I have to say that I was a bit skeptical at first. After a little googling, I found out about Alton Brown's experiment of soaking mushrooms in water and weighting them afterwards to find out that they only absorbed a trivial amount of water. But I had two problems with this experiment. Alton only used button mushrooms and I was wondering whether his conclusions would still hold for other types of mushrooms. After 10 minutes of soaking, 4 oz of mushrooms absorbed around 1 teaspoon of water. This sounds trivial, but I wouldn't consider putting 1 teaspoons of water on my steak if I wanted it to brown, so why would I allow any moisture touch my mushrooms.Since the sweat-and-sauté method resulted in a large release of mushroom juices, an extra teaspoon of absorbed water won't make a dent. But what about roasting? The whole objective there is to get mushrooms nicely crisp around the edges. Will that work with damp mushrooms?

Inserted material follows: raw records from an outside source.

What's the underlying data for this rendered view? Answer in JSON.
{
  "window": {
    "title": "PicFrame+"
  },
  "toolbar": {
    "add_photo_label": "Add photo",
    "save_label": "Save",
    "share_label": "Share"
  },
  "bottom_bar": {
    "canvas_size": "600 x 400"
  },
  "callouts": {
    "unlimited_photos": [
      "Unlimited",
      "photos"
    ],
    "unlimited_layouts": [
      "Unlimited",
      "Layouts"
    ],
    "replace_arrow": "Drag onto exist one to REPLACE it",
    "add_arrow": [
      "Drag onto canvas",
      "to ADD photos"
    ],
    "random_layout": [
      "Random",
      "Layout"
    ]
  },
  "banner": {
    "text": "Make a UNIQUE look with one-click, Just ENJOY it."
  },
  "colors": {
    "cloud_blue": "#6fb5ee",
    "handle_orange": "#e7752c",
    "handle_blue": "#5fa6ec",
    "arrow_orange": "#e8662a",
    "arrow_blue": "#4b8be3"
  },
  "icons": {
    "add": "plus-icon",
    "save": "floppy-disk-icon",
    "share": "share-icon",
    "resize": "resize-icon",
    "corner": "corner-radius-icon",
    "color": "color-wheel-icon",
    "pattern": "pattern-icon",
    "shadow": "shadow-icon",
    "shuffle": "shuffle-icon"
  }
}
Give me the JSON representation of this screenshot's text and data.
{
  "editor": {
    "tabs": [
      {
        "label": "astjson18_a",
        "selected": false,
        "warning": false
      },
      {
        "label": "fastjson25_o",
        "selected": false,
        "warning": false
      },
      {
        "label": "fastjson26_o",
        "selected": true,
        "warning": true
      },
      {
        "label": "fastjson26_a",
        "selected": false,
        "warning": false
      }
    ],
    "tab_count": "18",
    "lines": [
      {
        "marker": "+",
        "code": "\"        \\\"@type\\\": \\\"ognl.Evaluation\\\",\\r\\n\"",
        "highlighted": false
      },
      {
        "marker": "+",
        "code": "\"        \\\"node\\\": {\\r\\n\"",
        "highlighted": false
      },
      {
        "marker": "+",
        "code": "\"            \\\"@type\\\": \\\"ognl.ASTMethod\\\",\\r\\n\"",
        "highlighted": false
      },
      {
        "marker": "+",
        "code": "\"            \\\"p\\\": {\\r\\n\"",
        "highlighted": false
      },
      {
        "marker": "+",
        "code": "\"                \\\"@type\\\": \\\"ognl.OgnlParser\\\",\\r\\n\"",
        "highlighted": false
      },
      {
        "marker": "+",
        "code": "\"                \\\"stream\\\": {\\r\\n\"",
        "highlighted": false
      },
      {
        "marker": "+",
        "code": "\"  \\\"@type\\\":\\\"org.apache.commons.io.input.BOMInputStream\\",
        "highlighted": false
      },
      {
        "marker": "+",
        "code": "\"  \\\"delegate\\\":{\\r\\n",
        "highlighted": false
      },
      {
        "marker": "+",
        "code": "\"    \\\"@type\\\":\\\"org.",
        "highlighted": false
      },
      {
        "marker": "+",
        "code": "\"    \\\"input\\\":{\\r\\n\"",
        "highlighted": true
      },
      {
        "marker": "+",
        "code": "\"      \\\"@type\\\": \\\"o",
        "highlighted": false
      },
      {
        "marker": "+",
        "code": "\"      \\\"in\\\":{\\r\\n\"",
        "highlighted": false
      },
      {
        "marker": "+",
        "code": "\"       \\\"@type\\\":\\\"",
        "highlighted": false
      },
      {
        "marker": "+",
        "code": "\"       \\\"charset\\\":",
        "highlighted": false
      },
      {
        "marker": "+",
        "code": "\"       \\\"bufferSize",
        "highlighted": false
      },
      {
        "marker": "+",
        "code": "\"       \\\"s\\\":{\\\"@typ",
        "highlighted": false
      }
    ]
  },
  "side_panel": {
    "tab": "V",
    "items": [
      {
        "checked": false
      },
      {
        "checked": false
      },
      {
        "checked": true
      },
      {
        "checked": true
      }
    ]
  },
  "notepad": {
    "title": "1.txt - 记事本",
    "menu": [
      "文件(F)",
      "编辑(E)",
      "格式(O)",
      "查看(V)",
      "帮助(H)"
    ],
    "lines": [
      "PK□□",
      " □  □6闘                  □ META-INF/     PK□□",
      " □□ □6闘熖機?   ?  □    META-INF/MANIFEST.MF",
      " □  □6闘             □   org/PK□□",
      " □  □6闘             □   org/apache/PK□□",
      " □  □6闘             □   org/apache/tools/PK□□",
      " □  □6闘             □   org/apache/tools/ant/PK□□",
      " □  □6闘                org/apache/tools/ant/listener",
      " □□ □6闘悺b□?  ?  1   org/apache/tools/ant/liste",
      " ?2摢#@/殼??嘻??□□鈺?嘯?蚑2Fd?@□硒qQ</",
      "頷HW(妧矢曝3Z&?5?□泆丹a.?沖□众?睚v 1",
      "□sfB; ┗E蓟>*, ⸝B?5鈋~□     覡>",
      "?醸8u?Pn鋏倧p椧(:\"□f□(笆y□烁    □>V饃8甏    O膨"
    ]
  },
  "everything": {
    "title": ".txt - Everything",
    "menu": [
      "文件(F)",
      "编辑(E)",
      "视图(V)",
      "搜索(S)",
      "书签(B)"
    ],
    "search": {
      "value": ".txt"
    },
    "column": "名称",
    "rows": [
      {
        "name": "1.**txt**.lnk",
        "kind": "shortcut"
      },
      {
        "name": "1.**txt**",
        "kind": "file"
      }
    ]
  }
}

There was only one way to find out. I bought some portabellas and oysters today and split them into two batches. I washed and thoroughly dried the first batch and brushed the dirt off the second batch with my usual toothbrush method. Portabellas got almost completely back to their pre-wash condition once I was done drying them. But the oysters got pretty soaked. They are very delicate and some water got stuck between their gills, which made complete drying almost impossible.
I placed the mushrooms on a large cookie sheet side by side. Drizzled with oil and sprinkle with salt, then roasted at 425F. The only difference between washed ones and brushed ones was the cooking time. The washed mushrooms took a few extra minutes to get nice and crisp, but final result was identical between the two batches.
The pile on the right was washed and pile on the left was not washed. Why are the washed ones even crisper than the unwashed? I put them in the oven for a few extra minutes and forgot to set the timer ;)
How did they get crispy if they absorbed extra water? I'll side with Matthew's theory:
What I'm visualizing happening is: as soon as the mushroom warms up, it's going to release tons of water. The surface browns after the water is evaporated. So the surface is going to get temporarily slimy in the oven anyway.My Mom is probably laughing reading this post. I am sure she'll say, "I told you so :)" In Russia, mushrooms are always washed, and she's been giving me funny looks when watching me attempt to clean them without water. So, kids, listen to your Moms (unless they tell you to wash chicken ;)
* Matthew Amster-Burton is a great food writer. Check out his Unexplained Bacon column on Culinate and his blog.